She finally comprehended what Chef Hong meant by "regret".
All along, by assistant, Chef Hong meant "manual laborer". If Yujia wasn't nineteen physically, she could possibly even consider this child labor! Screw all of that positive thinking.
Her limbs were sore, her back was sore, and she was sweating all throughout. The rising heat of the day didn't seem to help either.
It didn't help that the Fourth Miss had such a weak body with absolutely zero muscles. It didn't help that no one was allowed to lend a single hand without Chef Hong yelling at them to stop. None of this helped.
But in between those moments of physical labor, she had worked on folding the steamed buns to have the perfect shape. She had done a bit of actual cooking, like kneading the dough, chopping the ingredients, and shaping the buns. The proudest thing that she had done was shaping and folding the steamed buns to have their classic shape. She had done most of the work in that step after learning how to fold them with Chef Hong.
She poured as much effort as she possibly could.

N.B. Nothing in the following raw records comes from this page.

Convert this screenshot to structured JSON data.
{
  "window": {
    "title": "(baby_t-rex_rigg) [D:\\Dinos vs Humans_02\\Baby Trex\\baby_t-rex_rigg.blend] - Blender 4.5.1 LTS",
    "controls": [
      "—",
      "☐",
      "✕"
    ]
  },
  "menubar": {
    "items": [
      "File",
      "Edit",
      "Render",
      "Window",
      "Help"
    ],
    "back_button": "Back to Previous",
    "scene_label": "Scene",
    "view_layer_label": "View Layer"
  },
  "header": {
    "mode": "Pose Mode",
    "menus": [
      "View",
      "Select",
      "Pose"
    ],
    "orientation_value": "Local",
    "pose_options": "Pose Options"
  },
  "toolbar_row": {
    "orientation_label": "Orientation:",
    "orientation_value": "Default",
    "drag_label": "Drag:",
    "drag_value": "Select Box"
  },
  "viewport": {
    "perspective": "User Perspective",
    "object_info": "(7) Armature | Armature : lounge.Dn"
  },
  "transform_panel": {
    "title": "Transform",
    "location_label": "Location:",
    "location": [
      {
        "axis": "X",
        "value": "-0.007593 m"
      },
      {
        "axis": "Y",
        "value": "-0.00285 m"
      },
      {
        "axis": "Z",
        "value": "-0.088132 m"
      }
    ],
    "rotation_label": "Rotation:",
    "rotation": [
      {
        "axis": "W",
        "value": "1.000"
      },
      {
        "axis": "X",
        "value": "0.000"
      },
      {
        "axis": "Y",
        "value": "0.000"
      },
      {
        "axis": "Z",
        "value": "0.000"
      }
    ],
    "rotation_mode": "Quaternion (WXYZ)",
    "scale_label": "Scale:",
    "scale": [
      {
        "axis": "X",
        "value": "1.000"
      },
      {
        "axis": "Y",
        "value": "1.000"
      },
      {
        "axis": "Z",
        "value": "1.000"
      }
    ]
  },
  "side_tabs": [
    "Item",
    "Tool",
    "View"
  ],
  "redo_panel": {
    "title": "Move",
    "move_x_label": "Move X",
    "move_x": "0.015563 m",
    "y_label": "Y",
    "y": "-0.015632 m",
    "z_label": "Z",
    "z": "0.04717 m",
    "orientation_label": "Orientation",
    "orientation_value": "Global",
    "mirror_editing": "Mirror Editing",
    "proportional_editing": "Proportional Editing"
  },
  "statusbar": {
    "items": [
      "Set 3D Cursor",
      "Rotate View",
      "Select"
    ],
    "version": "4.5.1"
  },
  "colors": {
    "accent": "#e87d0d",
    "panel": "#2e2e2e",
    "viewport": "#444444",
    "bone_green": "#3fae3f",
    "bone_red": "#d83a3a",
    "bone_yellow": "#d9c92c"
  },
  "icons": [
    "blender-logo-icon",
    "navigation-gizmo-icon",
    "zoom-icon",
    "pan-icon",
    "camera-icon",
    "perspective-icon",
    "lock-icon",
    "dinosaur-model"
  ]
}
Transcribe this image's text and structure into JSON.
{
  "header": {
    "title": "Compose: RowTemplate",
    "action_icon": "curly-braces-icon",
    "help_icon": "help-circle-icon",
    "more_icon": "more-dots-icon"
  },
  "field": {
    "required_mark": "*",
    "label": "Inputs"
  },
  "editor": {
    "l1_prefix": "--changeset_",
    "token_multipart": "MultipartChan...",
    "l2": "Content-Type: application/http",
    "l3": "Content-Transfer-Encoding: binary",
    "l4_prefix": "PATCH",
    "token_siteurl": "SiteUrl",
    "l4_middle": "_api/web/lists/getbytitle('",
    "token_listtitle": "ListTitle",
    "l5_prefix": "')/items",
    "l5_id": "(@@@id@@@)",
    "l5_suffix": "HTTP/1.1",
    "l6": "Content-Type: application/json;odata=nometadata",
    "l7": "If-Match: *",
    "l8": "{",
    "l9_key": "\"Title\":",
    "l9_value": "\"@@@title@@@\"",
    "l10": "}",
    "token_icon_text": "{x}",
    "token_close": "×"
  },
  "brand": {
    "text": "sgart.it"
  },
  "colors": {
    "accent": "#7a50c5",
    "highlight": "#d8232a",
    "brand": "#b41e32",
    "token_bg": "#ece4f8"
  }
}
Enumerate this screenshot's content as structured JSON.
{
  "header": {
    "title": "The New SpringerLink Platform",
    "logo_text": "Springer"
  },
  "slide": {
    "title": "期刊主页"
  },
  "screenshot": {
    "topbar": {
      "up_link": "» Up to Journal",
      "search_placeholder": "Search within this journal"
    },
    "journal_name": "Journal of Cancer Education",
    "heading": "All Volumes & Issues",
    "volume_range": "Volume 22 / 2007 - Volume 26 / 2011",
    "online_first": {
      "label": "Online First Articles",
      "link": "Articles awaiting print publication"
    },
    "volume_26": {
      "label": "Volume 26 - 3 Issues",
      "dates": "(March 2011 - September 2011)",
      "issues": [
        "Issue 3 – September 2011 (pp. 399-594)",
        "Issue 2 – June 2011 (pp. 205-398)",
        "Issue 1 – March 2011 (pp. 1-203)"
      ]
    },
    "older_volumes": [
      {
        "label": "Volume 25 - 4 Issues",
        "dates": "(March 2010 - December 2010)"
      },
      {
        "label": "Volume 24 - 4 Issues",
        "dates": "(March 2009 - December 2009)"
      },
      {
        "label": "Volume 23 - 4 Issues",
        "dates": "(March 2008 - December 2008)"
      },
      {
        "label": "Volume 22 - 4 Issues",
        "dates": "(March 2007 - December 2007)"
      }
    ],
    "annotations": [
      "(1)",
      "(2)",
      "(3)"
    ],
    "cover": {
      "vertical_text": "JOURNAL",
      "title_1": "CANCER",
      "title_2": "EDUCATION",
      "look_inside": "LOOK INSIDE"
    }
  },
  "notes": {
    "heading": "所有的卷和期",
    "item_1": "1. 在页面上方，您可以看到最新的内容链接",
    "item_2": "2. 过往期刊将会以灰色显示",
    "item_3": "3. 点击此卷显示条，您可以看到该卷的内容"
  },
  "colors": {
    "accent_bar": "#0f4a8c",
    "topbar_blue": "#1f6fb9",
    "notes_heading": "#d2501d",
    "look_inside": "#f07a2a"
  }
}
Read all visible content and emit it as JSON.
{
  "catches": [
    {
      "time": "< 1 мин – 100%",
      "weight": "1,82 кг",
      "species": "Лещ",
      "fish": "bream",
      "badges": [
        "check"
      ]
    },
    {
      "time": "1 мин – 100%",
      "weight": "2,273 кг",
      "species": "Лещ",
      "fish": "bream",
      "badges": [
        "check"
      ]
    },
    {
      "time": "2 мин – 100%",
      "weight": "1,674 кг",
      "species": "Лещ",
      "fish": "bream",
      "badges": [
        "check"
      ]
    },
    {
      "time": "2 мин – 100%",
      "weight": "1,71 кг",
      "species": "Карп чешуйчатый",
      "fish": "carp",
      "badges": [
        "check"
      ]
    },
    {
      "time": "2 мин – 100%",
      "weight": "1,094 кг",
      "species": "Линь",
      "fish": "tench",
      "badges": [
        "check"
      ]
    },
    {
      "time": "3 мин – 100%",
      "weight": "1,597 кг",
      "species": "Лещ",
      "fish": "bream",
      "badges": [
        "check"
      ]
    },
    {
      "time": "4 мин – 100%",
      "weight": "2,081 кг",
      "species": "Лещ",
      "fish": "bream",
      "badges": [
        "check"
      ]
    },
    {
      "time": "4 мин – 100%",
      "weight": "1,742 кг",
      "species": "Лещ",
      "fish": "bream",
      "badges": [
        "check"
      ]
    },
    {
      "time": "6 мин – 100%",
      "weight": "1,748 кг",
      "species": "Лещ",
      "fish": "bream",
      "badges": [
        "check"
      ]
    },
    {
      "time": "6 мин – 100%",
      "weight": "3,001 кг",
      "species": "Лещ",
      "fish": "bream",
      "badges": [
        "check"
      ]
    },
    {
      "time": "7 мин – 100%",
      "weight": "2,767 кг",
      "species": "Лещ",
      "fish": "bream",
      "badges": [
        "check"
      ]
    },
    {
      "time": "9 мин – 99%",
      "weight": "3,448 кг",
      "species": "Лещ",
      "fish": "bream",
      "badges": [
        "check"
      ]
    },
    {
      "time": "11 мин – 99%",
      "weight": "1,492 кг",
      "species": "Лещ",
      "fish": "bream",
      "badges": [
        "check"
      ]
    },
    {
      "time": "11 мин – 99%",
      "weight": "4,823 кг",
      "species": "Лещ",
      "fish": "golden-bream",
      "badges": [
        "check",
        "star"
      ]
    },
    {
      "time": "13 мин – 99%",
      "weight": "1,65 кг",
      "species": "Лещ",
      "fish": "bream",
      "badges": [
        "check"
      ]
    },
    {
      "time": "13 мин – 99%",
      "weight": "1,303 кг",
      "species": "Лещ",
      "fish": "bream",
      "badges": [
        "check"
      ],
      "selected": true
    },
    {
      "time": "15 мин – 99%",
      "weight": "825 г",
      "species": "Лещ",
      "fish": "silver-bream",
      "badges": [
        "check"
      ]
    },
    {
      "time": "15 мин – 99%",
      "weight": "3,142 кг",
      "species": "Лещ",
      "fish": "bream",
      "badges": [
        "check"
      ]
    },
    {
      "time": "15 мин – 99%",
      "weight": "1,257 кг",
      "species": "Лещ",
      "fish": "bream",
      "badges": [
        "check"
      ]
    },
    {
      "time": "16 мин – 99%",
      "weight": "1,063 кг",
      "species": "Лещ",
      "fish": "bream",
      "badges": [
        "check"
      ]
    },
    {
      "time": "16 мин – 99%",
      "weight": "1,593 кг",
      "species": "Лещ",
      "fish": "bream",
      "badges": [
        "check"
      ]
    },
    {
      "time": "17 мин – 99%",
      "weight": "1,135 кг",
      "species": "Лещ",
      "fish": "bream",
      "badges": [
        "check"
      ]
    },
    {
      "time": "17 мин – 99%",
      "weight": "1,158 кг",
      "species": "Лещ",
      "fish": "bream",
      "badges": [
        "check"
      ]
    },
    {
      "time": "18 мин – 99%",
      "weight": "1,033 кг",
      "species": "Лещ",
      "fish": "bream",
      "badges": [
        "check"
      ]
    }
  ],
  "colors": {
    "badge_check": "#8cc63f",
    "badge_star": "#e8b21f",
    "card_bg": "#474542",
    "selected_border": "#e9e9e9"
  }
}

And she had to admit that she did learn. She learned a lot more by being part of the entire process of making steamed buns from scratch— from getting the ingredients fresh from the source, fetching everything by hand— than she would ever if she was just handed some premade filling and dough.
As much as Yujia hated to admit it, she could see why Chef Hong made her do all the things she had to do. It wasn't manual labor, nor was it a workout. It was just a part of the process. Find authorized novels in romanticlovebooks，faster updates, better experience，Please click www.romanticlovebooks.com for visiting.
So when Yujia lifted that bamboo basket lid, greeting her eyes with a perfect sight— curls of steam rising off of cream-colored buns— she couldn't stop an exhausted but proud smile from spreading across her lips.
Yujia settled on making two things: salty steamed buns and sweet steamed buns. Within the salty steamed buns, there would be a meat filling, while in the sweet buns, it would be a black sesame filling.